§ **Work instructions**
Go through the data below and gather each line containing "circle".
######
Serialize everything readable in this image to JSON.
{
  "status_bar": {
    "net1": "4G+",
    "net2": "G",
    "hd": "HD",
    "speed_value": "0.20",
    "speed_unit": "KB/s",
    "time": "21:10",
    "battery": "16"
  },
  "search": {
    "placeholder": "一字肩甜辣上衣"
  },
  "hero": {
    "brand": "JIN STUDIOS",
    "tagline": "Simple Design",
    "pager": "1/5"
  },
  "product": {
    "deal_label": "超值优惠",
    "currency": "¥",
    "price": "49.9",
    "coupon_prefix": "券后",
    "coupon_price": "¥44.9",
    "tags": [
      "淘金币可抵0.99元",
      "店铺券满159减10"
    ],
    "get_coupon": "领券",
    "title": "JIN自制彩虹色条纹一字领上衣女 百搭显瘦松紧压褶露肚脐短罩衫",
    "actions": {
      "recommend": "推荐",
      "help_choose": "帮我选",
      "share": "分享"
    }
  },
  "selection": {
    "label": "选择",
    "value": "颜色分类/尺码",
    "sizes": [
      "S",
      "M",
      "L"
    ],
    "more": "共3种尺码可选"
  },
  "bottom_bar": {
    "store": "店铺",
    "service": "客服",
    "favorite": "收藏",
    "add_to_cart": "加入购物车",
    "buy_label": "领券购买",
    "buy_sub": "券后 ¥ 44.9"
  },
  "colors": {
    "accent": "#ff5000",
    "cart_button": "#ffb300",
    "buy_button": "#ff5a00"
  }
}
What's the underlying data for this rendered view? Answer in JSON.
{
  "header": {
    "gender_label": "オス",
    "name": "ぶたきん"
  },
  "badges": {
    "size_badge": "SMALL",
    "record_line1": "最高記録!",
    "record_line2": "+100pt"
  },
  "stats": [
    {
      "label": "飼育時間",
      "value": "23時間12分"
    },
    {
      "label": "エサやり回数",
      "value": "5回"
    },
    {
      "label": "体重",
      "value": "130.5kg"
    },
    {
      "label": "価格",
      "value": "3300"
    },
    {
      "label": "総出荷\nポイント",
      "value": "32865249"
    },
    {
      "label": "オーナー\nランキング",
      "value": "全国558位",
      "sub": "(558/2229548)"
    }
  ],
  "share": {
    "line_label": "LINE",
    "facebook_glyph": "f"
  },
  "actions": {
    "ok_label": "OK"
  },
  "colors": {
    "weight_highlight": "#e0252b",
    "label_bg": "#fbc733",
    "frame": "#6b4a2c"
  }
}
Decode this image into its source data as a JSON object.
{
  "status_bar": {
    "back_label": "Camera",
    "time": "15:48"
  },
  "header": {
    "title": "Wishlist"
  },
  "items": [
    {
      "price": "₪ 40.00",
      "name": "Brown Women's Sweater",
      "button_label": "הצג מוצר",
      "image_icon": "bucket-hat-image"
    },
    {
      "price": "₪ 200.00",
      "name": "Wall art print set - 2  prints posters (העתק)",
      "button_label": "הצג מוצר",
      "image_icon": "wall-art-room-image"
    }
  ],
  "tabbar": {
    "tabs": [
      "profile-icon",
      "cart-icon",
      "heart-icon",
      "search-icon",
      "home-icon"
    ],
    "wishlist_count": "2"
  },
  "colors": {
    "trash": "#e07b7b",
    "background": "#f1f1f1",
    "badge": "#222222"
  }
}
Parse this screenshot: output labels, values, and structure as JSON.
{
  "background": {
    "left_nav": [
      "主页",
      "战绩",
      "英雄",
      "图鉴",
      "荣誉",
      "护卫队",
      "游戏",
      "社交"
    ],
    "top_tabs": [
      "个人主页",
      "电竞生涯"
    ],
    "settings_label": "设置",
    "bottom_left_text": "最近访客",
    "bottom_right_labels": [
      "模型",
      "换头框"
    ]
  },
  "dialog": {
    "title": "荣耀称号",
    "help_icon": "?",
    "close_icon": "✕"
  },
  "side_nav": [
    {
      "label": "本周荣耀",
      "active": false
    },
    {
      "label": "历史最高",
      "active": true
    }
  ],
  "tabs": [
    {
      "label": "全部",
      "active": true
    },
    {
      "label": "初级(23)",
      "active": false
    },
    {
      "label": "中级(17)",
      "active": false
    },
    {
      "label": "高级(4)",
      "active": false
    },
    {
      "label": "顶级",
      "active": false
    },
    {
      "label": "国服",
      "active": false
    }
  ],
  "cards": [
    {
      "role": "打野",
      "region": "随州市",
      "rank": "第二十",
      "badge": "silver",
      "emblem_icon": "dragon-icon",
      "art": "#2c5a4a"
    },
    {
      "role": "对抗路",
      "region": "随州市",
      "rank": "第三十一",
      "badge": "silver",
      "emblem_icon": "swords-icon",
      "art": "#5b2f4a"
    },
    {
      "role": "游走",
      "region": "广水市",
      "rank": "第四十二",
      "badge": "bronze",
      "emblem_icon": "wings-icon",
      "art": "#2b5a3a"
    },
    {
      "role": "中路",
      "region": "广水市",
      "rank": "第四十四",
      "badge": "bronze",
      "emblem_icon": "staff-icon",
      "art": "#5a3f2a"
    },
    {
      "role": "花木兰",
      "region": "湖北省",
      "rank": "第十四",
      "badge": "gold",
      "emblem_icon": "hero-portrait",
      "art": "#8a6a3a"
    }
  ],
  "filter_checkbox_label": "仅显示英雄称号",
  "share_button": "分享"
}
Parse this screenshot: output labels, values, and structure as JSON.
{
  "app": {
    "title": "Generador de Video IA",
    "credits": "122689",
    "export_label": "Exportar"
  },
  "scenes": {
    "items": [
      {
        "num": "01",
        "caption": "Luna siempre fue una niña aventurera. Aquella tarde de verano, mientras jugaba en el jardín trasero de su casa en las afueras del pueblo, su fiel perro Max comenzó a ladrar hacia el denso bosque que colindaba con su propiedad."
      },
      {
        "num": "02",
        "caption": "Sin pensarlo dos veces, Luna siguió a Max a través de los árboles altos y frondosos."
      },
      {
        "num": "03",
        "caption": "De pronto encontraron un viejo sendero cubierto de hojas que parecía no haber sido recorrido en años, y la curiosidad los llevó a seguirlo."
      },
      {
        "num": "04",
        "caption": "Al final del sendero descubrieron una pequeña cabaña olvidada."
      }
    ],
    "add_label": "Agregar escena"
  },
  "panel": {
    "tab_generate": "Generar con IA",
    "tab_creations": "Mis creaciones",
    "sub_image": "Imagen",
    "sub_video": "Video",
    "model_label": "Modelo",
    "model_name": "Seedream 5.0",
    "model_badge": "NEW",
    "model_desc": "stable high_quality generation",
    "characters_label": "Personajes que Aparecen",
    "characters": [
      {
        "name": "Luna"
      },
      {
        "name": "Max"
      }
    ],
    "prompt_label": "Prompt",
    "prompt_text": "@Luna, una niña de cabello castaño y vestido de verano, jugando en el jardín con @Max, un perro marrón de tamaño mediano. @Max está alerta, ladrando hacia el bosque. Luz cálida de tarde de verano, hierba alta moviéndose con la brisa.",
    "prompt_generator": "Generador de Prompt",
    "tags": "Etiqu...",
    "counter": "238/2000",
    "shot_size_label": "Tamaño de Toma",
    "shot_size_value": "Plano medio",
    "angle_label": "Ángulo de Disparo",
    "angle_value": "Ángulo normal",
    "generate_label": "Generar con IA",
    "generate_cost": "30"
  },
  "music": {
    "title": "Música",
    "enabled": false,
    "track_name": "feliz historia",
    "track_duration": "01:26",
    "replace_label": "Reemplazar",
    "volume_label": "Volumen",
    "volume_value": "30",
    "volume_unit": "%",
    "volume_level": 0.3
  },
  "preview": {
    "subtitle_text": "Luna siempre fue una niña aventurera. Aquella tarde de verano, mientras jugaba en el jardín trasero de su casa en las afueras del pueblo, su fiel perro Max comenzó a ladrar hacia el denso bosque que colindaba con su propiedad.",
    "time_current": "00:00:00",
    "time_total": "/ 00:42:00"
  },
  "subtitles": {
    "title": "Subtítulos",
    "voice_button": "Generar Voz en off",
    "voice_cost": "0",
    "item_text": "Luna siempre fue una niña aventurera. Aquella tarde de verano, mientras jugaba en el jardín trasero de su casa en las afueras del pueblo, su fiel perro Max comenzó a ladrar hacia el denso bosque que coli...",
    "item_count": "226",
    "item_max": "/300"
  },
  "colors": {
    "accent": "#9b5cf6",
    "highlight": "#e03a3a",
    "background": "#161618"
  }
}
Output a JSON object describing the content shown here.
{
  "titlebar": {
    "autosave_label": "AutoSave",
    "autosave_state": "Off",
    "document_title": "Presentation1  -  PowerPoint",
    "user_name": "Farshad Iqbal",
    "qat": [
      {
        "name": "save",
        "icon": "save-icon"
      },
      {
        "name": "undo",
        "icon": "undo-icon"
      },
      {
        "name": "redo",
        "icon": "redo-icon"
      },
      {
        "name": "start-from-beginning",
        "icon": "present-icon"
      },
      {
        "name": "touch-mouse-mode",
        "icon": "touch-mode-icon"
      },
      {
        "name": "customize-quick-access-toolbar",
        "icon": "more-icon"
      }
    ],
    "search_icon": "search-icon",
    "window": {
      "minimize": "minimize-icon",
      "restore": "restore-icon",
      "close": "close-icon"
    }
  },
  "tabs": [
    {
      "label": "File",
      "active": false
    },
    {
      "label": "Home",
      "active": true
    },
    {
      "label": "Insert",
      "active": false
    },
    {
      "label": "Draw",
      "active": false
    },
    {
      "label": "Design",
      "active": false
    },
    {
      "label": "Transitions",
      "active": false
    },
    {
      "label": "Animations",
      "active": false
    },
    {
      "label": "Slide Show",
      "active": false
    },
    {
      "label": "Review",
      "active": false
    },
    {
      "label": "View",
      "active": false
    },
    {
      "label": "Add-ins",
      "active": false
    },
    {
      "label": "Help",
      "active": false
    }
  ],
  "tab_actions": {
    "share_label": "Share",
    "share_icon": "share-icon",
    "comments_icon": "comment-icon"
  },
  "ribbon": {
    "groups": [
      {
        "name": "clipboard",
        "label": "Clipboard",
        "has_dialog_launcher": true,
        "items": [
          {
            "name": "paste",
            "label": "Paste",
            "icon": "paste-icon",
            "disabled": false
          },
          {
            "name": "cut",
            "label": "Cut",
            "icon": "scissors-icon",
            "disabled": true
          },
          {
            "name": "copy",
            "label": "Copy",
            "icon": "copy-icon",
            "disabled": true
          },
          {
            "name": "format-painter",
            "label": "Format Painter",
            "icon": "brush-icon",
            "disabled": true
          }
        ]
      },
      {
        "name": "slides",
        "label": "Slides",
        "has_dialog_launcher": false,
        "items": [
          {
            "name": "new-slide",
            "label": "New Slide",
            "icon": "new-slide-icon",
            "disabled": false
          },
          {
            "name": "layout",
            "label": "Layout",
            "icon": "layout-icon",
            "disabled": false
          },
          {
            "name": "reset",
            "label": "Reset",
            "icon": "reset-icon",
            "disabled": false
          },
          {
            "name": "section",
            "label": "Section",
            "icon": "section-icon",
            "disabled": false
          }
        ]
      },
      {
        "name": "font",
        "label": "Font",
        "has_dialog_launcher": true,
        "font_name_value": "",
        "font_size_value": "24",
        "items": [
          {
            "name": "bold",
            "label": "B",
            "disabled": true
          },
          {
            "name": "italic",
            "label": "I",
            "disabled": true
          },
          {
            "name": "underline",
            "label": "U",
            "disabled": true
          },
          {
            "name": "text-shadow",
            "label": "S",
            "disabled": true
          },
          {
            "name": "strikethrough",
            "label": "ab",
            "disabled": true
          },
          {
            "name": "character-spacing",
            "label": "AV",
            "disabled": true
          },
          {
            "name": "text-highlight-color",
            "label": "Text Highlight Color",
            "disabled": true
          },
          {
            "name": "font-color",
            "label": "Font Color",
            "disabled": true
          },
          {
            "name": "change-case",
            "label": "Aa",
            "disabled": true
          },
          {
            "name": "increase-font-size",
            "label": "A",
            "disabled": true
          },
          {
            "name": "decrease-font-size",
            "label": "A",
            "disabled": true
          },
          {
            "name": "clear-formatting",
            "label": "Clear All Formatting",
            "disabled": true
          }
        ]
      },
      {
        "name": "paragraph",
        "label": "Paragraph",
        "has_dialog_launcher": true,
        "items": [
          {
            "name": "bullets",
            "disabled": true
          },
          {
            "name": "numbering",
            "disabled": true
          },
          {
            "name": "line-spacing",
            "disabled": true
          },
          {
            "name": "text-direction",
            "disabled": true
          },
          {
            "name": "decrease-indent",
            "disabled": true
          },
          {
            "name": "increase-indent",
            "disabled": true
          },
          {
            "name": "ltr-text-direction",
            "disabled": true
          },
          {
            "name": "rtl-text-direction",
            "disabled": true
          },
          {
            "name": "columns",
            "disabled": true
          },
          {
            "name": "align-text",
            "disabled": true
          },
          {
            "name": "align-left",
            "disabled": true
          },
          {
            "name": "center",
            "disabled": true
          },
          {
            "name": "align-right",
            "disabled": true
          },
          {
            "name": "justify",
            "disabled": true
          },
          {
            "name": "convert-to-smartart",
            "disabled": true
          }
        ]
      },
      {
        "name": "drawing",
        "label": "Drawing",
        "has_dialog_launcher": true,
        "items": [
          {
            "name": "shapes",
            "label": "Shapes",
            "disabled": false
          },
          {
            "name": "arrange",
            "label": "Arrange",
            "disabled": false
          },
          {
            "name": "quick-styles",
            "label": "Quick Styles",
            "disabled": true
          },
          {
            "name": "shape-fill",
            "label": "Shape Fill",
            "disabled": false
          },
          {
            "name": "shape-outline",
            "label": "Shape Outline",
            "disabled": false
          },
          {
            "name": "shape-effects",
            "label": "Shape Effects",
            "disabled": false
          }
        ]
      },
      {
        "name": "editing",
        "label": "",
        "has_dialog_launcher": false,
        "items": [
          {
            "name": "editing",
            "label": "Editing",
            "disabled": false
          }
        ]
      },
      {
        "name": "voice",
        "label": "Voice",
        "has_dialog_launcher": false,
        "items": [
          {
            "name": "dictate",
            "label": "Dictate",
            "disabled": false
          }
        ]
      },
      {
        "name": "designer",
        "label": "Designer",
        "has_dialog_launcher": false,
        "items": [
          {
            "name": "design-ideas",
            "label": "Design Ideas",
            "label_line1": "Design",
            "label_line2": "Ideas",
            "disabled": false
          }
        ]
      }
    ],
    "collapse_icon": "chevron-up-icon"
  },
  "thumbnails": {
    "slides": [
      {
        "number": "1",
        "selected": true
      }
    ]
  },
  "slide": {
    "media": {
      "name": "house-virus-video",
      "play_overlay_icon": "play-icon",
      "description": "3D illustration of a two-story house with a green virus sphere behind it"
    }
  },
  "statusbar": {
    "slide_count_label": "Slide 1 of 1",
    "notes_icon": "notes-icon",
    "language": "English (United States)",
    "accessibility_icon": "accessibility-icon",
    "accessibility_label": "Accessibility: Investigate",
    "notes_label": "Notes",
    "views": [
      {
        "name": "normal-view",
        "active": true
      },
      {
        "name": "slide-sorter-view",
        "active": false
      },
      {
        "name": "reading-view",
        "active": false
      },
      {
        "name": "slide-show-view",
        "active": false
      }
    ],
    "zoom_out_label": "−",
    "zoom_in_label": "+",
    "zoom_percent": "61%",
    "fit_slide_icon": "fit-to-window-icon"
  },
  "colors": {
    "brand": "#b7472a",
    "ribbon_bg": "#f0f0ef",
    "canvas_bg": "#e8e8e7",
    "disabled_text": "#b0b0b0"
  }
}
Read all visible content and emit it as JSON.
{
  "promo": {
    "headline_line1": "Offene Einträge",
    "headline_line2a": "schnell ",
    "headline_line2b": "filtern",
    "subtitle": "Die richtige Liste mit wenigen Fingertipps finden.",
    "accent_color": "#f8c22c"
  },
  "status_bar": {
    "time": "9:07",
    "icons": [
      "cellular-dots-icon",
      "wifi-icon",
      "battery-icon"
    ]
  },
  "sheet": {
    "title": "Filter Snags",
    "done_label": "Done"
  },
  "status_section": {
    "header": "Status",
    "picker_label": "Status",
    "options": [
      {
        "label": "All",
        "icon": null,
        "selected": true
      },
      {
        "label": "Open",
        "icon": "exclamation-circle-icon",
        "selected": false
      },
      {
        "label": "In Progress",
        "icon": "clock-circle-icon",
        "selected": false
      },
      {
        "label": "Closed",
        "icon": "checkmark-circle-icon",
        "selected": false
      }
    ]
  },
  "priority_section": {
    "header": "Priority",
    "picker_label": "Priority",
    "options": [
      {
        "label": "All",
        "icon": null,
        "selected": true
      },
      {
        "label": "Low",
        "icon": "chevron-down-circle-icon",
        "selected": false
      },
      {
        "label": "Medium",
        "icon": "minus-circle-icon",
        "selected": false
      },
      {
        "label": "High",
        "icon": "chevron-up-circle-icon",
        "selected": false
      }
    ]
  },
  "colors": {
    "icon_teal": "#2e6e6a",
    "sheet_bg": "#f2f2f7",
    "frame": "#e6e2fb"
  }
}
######
§ **Answer section**
        "icon": "exclamation-circle-icon",
        "icon": "clock-circle-icon",
        "icon": "checkmark-circle-icon",
        "icon": "chevron-down-circle-icon",
        "icon": "minus-circle-icon",
        "icon": "chevron-up-circle-icon",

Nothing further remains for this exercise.